Before recycling that empty egg carton, make it work double duty as a container to keep the eggs from rolling off the counter and as a receptacle for the empty shells. Just trim the top and the flap from the carton, then cut the base into three sections, each able to hold up to four eggs. While measuring the other ingredients of a recipe, safely store the eggs in one section and return the spent shells to the container as you use them.
Cracking an egg on the side of a mixing bowl is common kitchen practice, but it rarely results in a clean break. We’ve found a method that’s just as simple, but even more reliable. Simply tap the egg on a flat surface—such as the countertop—rather than the edge of a mixing bowl. This technique breaks cleanly through the shell and the inner membrane, which translates into fewer pieces of shattered shell in your bowl.

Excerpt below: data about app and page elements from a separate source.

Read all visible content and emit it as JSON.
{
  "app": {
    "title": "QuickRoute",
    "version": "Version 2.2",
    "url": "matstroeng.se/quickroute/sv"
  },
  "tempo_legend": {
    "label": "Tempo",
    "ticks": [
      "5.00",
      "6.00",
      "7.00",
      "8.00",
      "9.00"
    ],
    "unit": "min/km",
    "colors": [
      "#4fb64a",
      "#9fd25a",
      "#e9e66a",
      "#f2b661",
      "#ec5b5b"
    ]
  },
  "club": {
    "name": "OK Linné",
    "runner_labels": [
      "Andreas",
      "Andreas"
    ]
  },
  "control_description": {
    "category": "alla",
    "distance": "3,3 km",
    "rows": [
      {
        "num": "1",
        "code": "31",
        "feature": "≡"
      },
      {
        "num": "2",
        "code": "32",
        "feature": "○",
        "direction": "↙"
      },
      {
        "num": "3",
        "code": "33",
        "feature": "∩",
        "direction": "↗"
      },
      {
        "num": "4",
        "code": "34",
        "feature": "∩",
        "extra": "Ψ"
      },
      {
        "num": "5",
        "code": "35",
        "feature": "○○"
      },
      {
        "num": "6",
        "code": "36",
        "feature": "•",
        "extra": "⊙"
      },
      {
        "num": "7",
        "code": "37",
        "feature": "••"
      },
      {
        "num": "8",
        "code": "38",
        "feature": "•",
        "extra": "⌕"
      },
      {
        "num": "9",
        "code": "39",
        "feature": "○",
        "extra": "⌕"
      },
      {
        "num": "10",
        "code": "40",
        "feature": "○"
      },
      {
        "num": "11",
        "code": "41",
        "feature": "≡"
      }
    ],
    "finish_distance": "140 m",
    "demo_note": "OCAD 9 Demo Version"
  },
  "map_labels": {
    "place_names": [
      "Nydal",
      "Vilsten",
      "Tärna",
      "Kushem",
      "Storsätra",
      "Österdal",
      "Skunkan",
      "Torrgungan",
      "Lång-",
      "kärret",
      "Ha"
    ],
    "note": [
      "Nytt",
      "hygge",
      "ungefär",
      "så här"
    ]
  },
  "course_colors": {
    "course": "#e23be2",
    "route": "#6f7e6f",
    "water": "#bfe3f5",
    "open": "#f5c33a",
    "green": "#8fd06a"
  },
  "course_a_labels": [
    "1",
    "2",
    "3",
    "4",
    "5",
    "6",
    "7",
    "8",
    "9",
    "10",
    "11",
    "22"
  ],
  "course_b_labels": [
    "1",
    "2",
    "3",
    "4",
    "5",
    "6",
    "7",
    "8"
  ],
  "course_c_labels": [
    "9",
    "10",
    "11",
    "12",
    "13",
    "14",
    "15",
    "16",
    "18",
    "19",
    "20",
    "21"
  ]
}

Sometimes it can be difficult to tell which white eggs in your refrigerator are raw and which ones are hard-cooked. All it takes to keep them straight is a little thinking ahead. When you’re boiling them, add a little balsamic vinegar to the cooking water. This dark brown vinegar tints the eggshells so you can distinguish them from bright white raw eggs.